BOSTON — The Boston Symphony Orchestra kicks off its season this weekend with five new musicians, but still no music director.
James Levine stepped down in March 2011, making this is the orchestra’s second season without its own maestro.
BSO managing director Mark Volpe said the search for Levine’s replacement is intensifying. “There is a certain need or pressure, if you will, to move this process along,” he explained. “I think we feel it — and frankly it’s for the audience — but it’s also for the orchestra.
“A baseball team needs a manager, but I won’t go any further in terms of a baseball analogy because that’s a bad choice in this town right now!” he said with a laugh.
Volpe also explained how he programmed this season with artistic administrator Tony Fogg and musicians from the orchestra’s advisory committee. “There were certain conductors they’re interested in hearing in the context of a search,” he said. Contenders, as it were.
In the coming months a mix of senior and younger guest conductors will take the podium at Symphony Hall — 18 in all — including BSO assistant conductor Marcelo Lehninger.
Volpe confirmed that if all goes as planned one of the visitors will be the orchestra’s next maestro. “Yes, I think it’s safe to say that,” he replied, then qualified, “without a name!”
That highly anticipated name should come out by March or April, Volpe hopes.
The season’s five new musicians are violist Wesley Collins, bass trombonist James Markey, third horn Michael Winter and percussionists Kyle Brightwell and Matthew McKay
Saturday’s all-Beethoven opening night show is sold out and will be led not by a conductor, per se, but by violinist Itzhak Perlman.
Last year Anne Sophie Mutter play-conducted works by Mozart. Going ”maestro-less” in both cases is seen as symbolic, according to Volpe, but it also gives the BSO musicians a chance to shine.

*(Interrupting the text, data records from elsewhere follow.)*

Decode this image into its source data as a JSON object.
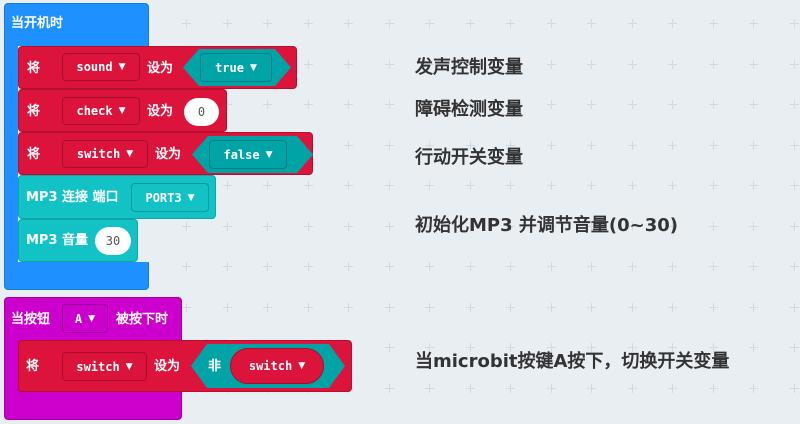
{
  "on_start": {
    "label": "当开机时"
  },
  "set_label": "将",
  "to_label": "设为",
  "blocks": [
    {
      "variable": "sound",
      "value": "true"
    },
    {
      "variable": "check",
      "value": "0"
    },
    {
      "variable": "switch",
      "value": "false"
    }
  ],
  "mp3_connect": {
    "label": "MP3 连接 端口",
    "port": "PORT3"
  },
  "mp3_volume": {
    "label": "MP3 音量",
    "value": "30"
  },
  "on_button": {
    "prefix": "当按钮",
    "button": "A",
    "suffix": "被按下时"
  },
  "toggle": {
    "variable": "switch",
    "not_label": "非",
    "operand": "switch"
  },
  "comments": [
    "发声控制变量",
    "障碍检测变量",
    "行动开关变量",
    "初始化MP3 并调节音量(0~30)",
    "当microbit按键A按下，切换开关变量"
  ],
  "colors": {
    "basic": "#1e90ff",
    "variables": "#dc143c",
    "mp3": "#12c2c4",
    "input": "#cc00cc",
    "logic": "#00a4a6"
  }
}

This season the players are also being highlighted in programs they’ve designed, as well as in marketing campaigns.
Next year Volpe predicts the organization will most definitely have a different poster boy (or girl?) — one who wields a baton.